On came Kobayashi. (No, not the competitive eater. Not the Star Trek simulation. Both of those probably would have been better options for Cleveland.) Masahide Kobayashi turned a poor inning into one of legend, allowing five straight hits and six runs without recording a single out. And this was against the bottom of the Sox lineup; Jeff Bailey, Nick Green, George Kottaras, the 7, 8 and 9 men, all recorded hits against the righty from Japan. Predictably, the top of the order, Lugo and Pedroia pounded out two more hits.
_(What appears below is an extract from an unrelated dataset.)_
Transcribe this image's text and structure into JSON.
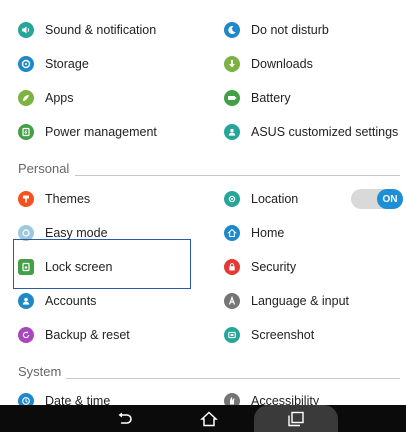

With the Indians down 10-2, men on 1st and 2nd, and Jason Bay on deck, Wedge turned to another reliever, Matt Herges.
Bay greeted the new guy with a hearty 3-run home run to deep right center. Sure, Herges settled down to record the next three outs, but Boston had already put up 12 runs without incurring a single out. Wake went on to win the game, pitching 6 innings of 2-run ball, and the pen pitched well enough to hold the score at 13-3, but it scarcely mattered. The psychological blow of 12 unanswered, unstoppable runs, was too much.
While 2009 may have ended in playoff disaster, it was one heck of a ride to get there. In a disappointing season, gems like the May 7 bash, and Moment #1, shine through the October muck. They remind us of the excitement of baseball, of the promise and potential that rests within each player, from the most talented (Bay, Pedroia) to the least (Lugo and his three hits). Every moment is full of possibility, every player can help hang a crooked number on the scoreboard, and every fan can witness a miracle.
* Or, if your name is NG, "Man of Misery."
** BTW, I love Nuthinaboutnuthin's reaction to Lugo's presence in the Sox lineup.